    std::string errmsg;
    connection.auth("DB1Name","UserForDB1","pass1",errmsg);
    connection.auth("DB2Name","UserForDB2","pass2",errmsg);

Now, you can use insert, update, etc. just as you did with DBClientConnection. For a quick fix, you can replace your references to DBClientConnection with DBClientBase (which is a parent to both DBClientConnection and DBClientReplicaSet)

Last pitfall: if you are using getLastError(), you must use it with the aimed database name like this:

connection.getLastError(std::string("DBName"));

cause otherwise it will always return "command failed: must log in" as described in this JIRA ticket.

Set the read preferences for every request

You have two ways to do that:

SlaveOK option

It lets your read queries be directed to secondary servers.

It takes place in the query options, which are at the end of the parameters of DBClientReplicaSet.query(). The options are listed in Mongo's official documentation

The one you would look for is mongo::QueryOption_SlaveOk, which will allow you to have reads made on secondary instances.

This is how you should call query();

connection.query("Database.Collection",
     QUERY("_id" << id),
     n,
     m,
     BSON("SomeField" << 1),
     QueryOption_SlaveOk);

where n is the number of documents to return (0 if you don't want any limit), m the number to skip (defaults to 0), the next field is your projection and the last your query option.

To use several query option, you can use bitwise or | like this :

connection.query("Database.Collection",
     QUERY("_id" << id),
     n,
     m,
     BSON("SomeField" << 1),
     QueryOption_SlaveOk | QueryOption_NoCursorTimeout | QueryOption_Exhaust);

Query::readPref option

The Query object has a readPref method which sets read preferences for a special query.

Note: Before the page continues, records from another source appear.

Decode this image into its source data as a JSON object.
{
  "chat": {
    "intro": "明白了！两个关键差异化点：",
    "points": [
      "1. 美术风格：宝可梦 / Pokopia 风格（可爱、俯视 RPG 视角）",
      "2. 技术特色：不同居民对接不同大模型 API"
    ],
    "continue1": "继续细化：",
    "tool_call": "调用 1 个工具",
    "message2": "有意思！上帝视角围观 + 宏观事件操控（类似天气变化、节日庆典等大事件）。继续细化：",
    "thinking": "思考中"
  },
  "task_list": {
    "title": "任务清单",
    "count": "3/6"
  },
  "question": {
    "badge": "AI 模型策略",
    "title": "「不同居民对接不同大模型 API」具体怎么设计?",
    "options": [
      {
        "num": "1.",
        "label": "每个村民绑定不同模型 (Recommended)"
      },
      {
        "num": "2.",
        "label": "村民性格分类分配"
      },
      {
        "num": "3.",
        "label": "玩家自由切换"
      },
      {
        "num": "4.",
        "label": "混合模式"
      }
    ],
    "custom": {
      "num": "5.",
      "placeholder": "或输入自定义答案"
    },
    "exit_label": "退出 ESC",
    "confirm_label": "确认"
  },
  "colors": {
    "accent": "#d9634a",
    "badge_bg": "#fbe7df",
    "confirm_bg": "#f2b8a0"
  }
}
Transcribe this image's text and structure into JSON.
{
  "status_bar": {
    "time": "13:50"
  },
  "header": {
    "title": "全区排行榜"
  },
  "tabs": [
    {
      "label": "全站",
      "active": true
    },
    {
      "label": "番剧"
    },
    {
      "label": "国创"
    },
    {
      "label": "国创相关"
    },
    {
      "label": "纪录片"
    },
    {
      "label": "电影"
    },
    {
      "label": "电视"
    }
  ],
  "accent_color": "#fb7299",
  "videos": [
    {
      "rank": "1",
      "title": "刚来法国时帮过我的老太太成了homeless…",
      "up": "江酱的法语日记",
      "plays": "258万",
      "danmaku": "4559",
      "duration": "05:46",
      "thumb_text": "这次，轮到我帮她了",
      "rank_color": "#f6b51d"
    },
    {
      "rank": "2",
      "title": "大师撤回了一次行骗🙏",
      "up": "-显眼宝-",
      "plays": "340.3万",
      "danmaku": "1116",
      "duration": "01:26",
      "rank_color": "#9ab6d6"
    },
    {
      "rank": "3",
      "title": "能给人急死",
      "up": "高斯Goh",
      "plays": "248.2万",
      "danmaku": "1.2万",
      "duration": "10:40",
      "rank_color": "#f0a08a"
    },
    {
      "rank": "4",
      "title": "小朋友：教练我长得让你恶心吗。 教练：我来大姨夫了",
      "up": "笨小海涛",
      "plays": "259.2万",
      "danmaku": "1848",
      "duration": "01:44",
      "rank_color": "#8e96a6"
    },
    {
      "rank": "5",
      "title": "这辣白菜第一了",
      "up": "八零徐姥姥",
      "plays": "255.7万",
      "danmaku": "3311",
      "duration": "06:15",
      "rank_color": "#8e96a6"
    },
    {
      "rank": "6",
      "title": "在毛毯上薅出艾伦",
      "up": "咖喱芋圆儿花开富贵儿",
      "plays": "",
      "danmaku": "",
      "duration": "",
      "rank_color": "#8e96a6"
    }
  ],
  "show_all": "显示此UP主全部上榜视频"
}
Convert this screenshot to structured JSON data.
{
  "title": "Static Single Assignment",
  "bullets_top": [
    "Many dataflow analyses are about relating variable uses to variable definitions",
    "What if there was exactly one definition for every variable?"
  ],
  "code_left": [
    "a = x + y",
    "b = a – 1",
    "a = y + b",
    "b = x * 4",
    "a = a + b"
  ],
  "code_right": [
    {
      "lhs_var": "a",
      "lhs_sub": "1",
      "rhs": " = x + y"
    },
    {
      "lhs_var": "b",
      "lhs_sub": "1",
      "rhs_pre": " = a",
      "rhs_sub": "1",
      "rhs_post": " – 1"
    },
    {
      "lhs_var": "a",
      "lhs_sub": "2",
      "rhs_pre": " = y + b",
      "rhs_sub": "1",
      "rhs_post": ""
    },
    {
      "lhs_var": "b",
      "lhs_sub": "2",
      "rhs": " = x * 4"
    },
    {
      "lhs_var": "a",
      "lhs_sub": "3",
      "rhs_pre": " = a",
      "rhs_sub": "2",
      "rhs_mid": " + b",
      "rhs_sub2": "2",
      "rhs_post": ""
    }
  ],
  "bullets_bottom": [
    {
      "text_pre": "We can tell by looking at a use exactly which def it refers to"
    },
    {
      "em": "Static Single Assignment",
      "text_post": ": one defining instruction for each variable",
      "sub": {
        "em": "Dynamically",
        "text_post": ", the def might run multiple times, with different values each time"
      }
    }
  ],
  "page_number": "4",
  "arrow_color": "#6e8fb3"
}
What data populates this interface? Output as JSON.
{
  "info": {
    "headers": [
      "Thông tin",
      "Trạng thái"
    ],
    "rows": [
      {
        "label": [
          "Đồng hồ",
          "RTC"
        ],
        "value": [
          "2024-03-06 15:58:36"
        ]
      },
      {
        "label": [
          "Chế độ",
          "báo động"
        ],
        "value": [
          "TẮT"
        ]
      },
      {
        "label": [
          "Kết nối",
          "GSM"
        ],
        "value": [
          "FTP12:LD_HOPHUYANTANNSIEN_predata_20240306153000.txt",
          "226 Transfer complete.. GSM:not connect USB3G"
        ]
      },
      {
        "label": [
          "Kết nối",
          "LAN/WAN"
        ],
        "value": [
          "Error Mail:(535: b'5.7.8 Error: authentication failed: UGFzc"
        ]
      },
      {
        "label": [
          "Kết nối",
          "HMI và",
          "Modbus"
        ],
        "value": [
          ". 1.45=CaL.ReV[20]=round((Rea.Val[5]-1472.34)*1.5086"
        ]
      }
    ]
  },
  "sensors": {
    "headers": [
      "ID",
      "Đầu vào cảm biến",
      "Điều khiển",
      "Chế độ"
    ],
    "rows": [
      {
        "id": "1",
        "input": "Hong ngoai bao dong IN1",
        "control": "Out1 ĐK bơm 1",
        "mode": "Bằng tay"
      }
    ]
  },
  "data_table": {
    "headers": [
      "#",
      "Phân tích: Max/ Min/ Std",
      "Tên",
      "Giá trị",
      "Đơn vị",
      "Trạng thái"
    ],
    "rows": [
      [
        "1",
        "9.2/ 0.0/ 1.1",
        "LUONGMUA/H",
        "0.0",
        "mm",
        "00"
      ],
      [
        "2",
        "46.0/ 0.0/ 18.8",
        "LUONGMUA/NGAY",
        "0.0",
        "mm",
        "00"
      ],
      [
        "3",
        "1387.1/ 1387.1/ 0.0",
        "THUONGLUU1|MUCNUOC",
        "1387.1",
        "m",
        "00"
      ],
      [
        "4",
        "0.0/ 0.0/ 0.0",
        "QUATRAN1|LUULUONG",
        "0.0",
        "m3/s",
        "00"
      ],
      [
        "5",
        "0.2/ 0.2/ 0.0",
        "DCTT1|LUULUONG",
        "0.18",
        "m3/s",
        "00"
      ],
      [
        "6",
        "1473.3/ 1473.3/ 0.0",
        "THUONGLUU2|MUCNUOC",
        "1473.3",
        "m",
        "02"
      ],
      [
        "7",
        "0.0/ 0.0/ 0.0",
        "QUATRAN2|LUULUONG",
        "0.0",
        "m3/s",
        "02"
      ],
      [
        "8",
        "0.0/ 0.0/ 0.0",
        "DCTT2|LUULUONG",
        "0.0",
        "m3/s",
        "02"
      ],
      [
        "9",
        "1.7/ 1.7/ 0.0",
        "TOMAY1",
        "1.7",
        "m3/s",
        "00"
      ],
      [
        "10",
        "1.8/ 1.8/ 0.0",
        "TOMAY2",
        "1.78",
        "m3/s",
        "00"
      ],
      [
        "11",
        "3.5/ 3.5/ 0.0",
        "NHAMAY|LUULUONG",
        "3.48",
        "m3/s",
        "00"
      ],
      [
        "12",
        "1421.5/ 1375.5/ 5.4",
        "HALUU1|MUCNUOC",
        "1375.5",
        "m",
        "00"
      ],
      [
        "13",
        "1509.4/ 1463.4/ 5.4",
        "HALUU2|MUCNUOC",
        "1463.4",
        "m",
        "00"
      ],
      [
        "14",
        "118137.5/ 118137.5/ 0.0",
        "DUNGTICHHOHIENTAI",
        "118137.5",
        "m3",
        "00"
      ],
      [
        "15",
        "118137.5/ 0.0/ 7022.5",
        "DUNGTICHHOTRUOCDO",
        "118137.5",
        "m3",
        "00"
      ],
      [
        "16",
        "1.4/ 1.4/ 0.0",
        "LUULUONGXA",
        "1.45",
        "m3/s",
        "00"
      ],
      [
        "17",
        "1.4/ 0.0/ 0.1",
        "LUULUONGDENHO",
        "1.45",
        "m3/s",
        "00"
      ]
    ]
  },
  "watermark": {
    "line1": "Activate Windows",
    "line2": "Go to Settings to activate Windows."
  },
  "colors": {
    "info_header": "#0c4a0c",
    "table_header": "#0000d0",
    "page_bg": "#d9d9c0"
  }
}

It should be called for each query.

You can pass different arguments for more control. They are listed here.

So here's what you should do (I did not test that one cause I can't right now but it should work just fine)

/* you should pass an array for the tags. Not sure if this is required.
Anyway, let's create an empty array using the builder. */

BSONArrayBuilder bab;

/* if any, add your tags here */

connection.query("Database.Collection",
     QUERY("_id" << id).readPref(ReadPreference_SecondaryPreferred, bab.arr()),
     n,
     m,
     BSON("SomeField" << 1),
     QueryOption_NoCursorTimeout | QueryOption_Exhaust);

Note: if any readPref option is used, it should override the slaveOk option.

Hope this helped.

share|improve this answer
    
Hi, could you please explain how read options from your example (e.g. SlaveOK etc) are working with query.readPref(mongo::ReadPreference_Nearest, arr); Secondary only, Primary only etc. Can I specify them both? Can I use Secondary only without specifying SlaveOk ? Thank you –  2di Aug 21 at 14:43
1  
I think you can use both slaveOk or readPrefs if you want more control options. It should be analogous to Node Mongoclient as explained here. So readPrefs should override any SlaveOk value. It is still to be set at a query level, though. I'll edit my post to add those details. –  Tiesselune Aug 22 at 7:07

Your Answer

 
discard

By posting your answer, you agree to the privacy policy and terms of service.

Not the answer you're looking for? Browse other questions tagged or ask your own question.